_Brief_
The full listing should be reproduced exactly as it appears.

_Exercise data_
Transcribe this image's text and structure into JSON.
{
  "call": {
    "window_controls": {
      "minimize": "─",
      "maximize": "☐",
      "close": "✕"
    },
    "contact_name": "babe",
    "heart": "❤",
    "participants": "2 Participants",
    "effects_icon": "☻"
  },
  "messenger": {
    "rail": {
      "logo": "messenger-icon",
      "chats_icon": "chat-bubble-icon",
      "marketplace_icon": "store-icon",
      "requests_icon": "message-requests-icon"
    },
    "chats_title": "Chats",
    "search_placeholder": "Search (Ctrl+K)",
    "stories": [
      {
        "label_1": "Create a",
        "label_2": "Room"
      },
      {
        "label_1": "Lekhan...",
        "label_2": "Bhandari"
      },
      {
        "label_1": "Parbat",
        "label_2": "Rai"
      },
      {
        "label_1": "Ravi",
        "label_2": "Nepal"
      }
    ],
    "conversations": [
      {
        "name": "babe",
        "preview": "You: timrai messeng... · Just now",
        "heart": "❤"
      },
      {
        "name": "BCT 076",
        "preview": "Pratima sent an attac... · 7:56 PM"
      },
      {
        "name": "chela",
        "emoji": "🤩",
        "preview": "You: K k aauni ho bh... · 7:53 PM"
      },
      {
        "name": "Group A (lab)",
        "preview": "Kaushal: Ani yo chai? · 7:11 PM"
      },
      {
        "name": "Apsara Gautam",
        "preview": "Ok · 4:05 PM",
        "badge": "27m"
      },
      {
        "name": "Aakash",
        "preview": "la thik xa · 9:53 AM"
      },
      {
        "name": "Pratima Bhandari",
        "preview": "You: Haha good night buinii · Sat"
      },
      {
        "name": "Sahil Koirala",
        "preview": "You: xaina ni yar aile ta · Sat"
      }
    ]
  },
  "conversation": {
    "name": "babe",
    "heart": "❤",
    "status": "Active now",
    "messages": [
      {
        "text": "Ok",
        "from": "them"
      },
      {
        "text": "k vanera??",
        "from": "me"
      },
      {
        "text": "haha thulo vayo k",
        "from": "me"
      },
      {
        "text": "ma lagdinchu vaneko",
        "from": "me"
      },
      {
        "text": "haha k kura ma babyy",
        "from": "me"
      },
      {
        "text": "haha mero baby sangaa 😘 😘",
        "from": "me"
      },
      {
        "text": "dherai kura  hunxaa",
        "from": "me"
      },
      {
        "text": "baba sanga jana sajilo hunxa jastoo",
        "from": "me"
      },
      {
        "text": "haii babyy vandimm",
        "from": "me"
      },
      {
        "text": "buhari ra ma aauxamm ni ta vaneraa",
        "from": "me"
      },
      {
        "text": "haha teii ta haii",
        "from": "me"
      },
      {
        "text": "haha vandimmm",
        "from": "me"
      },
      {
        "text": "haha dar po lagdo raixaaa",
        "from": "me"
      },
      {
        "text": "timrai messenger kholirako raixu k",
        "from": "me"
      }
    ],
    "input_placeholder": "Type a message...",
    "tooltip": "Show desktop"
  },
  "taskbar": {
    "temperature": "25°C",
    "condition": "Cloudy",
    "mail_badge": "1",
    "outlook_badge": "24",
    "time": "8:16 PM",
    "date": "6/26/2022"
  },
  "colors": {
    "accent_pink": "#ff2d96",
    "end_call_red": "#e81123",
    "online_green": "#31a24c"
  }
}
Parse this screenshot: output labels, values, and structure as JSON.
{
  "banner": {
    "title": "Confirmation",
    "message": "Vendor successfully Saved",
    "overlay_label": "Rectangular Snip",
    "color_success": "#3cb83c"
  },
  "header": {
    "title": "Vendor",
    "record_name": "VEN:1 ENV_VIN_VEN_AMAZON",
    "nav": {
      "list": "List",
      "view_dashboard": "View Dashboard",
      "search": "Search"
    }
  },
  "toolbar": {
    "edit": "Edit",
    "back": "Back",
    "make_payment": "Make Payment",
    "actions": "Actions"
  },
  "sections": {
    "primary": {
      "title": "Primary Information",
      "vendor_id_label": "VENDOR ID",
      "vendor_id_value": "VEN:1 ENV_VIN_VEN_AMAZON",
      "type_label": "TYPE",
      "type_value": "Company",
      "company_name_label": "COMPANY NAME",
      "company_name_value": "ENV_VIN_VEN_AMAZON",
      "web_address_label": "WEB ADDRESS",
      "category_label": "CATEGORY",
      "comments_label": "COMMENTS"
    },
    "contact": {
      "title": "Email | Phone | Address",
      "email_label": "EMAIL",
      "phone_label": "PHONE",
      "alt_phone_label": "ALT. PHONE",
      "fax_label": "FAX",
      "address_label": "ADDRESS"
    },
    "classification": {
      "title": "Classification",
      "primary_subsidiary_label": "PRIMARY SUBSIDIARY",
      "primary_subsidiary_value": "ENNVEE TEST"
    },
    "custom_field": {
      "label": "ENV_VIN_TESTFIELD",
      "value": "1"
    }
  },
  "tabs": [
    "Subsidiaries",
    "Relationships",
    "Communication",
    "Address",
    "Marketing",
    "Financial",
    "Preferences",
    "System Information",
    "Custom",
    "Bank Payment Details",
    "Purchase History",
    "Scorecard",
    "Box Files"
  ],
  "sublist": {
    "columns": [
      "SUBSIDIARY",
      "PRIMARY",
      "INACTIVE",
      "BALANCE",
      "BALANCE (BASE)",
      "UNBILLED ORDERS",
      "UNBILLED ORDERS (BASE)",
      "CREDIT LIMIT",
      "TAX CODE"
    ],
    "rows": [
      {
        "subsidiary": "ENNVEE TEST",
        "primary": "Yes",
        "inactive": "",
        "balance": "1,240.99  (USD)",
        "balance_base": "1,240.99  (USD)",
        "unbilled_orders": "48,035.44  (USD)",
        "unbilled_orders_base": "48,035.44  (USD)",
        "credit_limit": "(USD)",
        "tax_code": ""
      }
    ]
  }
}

_Result of the exercise_
Transcribe this image's text and structure into JSON.
{
  "call": {
    "window_controls": {
      "minimize": "─",
      "maximize": "☐",
      "close": "✕"
    },
    "contact_name": "babe",
    "heart": "❤",
    "participants": "2 Participants",
    "effects_icon": "☻"
  },
  "messenger": {
    "rail": {
      "logo": "messenger-icon",
      "chats_icon": "chat-bubble-icon",
      "marketplace_icon": "store-icon",
      "requests_icon": "message-requests-icon"
    },
    "chats_title": "Chats",
    "search_placeholder": "Search (Ctrl+K)",
    "stories": [
      {
        "label_1": "Create a",
        "label_2": "Room"
      },
      {
        "label_1": "Lekhan...",
        "label_2": "Bhandari"
      },
      {
        "label_1": "Parbat",
        "label_2": "Rai"
      },
      {
        "label_1": "Ravi",
        "label_2": "Nepal"
      }
    ],
    "conversations": [
      {
        "name": "babe",
        "preview": "You: timrai messeng... · Just now",
        "heart": "❤"
      },
      {
        "name": "BCT 076",
        "preview": "Pratima sent an attac... · 7:56 PM"
      },
      {
        "name": "chela",
        "emoji": "🤩",
        "preview": "You: K k aauni ho bh... · 7:53 PM"
      },
      {
        "name": "Group A (lab)",
        "preview": "Kaushal: Ani yo chai? · 7:11 PM"
      },
      {
        "name": "Apsara Gautam",
        "preview": "Ok · 4:05 PM",
        "badge": "27m"
      },
      {
        "name": "Aakash",
        "preview": "la thik xa · 9:53 AM"
      },
      {
        "name": "Pratima Bhandari",
        "preview": "You: Haha good night buinii · Sat"
      },
      {
        "name": "Sahil Koirala",
        "preview": "You: xaina ni yar aile ta · Sat"
      }
    ]
  },
  "conversation": {
    "name": "babe",
    "heart": "❤",
    "status": "Active now",
    "messages": [
      {
        "text": "Ok",
        "from": "them"
      },
      {
        "text": "k vanera??",
        "from": "me"
      },
      {
        "text": "haha thulo vayo k",
        "from": "me"
      },
      {
        "text": "ma lagdinchu vaneko",
        "from": "me"
      },
      {
        "text": "haha k kura ma babyy",
        "from": "me"
      },
      {
        "text": "haha mero baby sangaa 😘 😘",
        "from": "me"
      },
      {
        "text": "dherai kura  hunxaa",
        "from": "me"
      },
      {
        "text": "baba sanga jana sajilo hunxa jastoo",
        "from": "me"
      },
      {
        "text": "haii babyy vandimm",
        "from": "me"
      },
      {
        "text": "buhari ra ma aauxamm ni ta vaneraa",
        "from": "me"
      },
      {
        "text": "haha teii ta haii",
        "from": "me"
      },
      {
        "text": "haha vandimmm",
        "from": "me"
      },
      {
        "text": "haha dar po lagdo raixaaa",
        "from": "me"
      },
      {
        "text": "timrai messenger kholirako raixu k",
        "from": "me"
      }
    ],
    "input_placeholder": "Type a message...",
    "tooltip": "Show desktop"
  },
  "taskbar": {
    "temperature": "25°C",
    "condition": "Cloudy",
    "mail_badge": "1",
    "outlook_badge": "24",
    "time": "8:16 PM",
    "date": "6/26/2022"
  },
  "colors": {
    "accent_pink": "#ff2d96",
    "end_call_red": "#e81123",
    "online_green": "#31a24c"
  }
}
Parse this screenshot: output labels, values, and structure as JSON.
{
  "banner": {
    "title": "Confirmation",
    "message": "Vendor successfully Saved",
    "overlay_label": "Rectangular Snip",
    "color_success": "#3cb83c"
  },
  "header": {
    "title": "Vendor",
    "record_name": "VEN:1 ENV_VIN_VEN_AMAZON",
    "nav": {
      "list": "List",
      "view_dashboard": "View Dashboard",
      "search": "Search"
    }
  },
  "toolbar": {
    "edit": "Edit",
    "back": "Back",
    "make_payment": "Make Payment",
    "actions": "Actions"
  },
  "sections": {
    "primary": {
      "title": "Primary Information",
      "vendor_id_label": "VENDOR ID",
      "vendor_id_value": "VEN:1 ENV_VIN_VEN_AMAZON",
      "type_label": "TYPE",
      "type_value": "Company",
      "company_name_label": "COMPANY NAME",
      "company_name_value": "ENV_VIN_VEN_AMAZON",
      "web_address_label": "WEB ADDRESS",
      "category_label": "CATEGORY",
      "comments_label": "COMMENTS"
    },
    "contact": {
      "title": "Email | Phone | Address",
      "email_label": "EMAIL",
      "phone_label": "PHONE",
      "alt_phone_label": "ALT. PHONE",
      "fax_label": "FAX",
      "address_label": "ADDRESS"
    },
    "classification": {
      "title": "Classification",
      "primary_subsidiary_label": "PRIMARY SUBSIDIARY",
      "primary_subsidiary_value": "ENNVEE TEST"
    },
    "custom_field": {
      "label": "ENV_VIN_TESTFIELD",
      "value": "1"
    }
  },
  "tabs": [
    "Subsidiaries",
    "Relationships",
    "Communication",
    "Address",
    "Marketing",
    "Financial",
    "Preferences",
    "System Information",
    "Custom",
    "Bank Payment Details",
    "Purchase History",
    "Scorecard",
    "Box Files"
  ],
  "sublist": {
    "columns": [
      "SUBSIDIARY",
      "PRIMARY",
      "INACTIVE",
      "BALANCE",
      "BALANCE (BASE)",
      "UNBILLED ORDERS",
      "UNBILLED ORDERS (BASE)",
      "CREDIT LIMIT",
      "TAX CODE"
    ],
    "rows": [
      {
        "subsidiary": "ENNVEE TEST",
        "primary": "Yes",
        "inactive": "",
        "balance": "1,240.99  (USD)",
        "balance_base": "1,240.99  (USD)",
        "unbilled_orders": "48,035.44  (USD)",
        "unbilled_orders_base": "48,035.44  (USD)",
        "credit_limit": "(USD)",
        "tax_code": ""
      }
    ]
  }
}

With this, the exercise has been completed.